_Dataset_
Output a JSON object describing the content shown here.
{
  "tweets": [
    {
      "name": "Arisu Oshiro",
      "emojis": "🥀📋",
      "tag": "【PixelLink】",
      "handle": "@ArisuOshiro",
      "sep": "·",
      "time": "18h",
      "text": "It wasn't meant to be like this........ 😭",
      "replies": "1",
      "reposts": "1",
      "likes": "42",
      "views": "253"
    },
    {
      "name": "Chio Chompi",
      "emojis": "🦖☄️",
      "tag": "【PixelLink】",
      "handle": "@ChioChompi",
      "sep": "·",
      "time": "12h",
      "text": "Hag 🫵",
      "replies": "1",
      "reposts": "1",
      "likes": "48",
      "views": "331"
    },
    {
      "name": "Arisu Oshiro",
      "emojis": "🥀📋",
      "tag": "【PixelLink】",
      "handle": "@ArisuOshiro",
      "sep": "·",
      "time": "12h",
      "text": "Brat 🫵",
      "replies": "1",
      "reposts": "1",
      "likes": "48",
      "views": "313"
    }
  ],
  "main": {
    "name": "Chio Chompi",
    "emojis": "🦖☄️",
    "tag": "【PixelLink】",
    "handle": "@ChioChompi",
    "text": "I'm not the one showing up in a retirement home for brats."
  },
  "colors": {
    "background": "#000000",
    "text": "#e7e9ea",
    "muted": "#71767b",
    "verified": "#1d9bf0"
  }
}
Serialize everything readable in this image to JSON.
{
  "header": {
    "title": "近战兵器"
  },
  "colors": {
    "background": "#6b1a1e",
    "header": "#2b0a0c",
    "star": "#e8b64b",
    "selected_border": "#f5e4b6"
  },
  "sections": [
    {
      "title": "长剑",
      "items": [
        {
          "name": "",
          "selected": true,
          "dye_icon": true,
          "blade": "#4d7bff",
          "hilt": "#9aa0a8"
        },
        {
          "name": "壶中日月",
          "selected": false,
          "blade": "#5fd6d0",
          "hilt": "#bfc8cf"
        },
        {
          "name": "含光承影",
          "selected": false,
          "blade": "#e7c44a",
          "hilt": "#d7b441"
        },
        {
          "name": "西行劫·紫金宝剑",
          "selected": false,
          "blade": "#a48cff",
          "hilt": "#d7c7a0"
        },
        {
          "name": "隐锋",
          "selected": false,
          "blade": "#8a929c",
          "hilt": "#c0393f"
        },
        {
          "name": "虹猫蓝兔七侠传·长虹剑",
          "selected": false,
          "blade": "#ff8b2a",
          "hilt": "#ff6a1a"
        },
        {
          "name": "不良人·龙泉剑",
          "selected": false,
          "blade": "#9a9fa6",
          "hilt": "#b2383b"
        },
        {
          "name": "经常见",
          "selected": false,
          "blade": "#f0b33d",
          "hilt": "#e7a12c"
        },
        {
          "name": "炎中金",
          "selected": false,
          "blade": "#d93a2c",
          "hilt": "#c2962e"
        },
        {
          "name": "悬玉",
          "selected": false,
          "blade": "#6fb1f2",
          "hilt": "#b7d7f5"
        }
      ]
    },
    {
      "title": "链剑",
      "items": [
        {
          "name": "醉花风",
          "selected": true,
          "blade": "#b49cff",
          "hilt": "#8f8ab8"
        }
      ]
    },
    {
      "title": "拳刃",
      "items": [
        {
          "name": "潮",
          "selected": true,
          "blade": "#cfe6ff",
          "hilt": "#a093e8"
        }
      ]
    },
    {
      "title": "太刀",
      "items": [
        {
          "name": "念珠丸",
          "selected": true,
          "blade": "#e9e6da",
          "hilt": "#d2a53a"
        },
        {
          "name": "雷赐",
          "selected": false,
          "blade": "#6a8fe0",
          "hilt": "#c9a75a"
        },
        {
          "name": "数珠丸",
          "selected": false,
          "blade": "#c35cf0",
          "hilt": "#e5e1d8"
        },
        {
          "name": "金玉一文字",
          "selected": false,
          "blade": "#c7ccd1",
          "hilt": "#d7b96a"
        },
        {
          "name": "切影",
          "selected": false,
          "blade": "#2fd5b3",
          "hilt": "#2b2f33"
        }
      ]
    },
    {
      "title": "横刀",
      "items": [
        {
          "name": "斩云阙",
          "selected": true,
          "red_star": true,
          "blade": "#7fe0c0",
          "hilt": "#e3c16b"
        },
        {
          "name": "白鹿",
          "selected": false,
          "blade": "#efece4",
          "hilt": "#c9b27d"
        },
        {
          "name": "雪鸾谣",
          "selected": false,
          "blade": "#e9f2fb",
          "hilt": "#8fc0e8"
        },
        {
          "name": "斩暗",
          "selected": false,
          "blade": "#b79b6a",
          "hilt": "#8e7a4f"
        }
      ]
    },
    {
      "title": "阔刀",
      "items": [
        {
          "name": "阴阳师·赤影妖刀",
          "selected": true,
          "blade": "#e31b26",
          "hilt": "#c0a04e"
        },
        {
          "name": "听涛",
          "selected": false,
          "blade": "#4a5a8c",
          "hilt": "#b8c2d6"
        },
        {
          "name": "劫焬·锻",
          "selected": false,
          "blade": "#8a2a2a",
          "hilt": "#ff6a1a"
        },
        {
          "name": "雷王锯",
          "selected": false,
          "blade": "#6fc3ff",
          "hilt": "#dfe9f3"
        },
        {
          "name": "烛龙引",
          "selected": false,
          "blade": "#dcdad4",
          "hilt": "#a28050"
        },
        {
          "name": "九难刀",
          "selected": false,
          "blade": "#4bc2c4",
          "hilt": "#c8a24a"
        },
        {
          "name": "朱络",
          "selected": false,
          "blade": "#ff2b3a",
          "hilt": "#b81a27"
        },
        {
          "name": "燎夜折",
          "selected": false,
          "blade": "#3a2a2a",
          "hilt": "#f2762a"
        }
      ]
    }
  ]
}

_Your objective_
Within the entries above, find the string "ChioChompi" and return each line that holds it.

_Result of the task_
      "handle": "@ChioChompi",
    "handle": "@ChioChompi",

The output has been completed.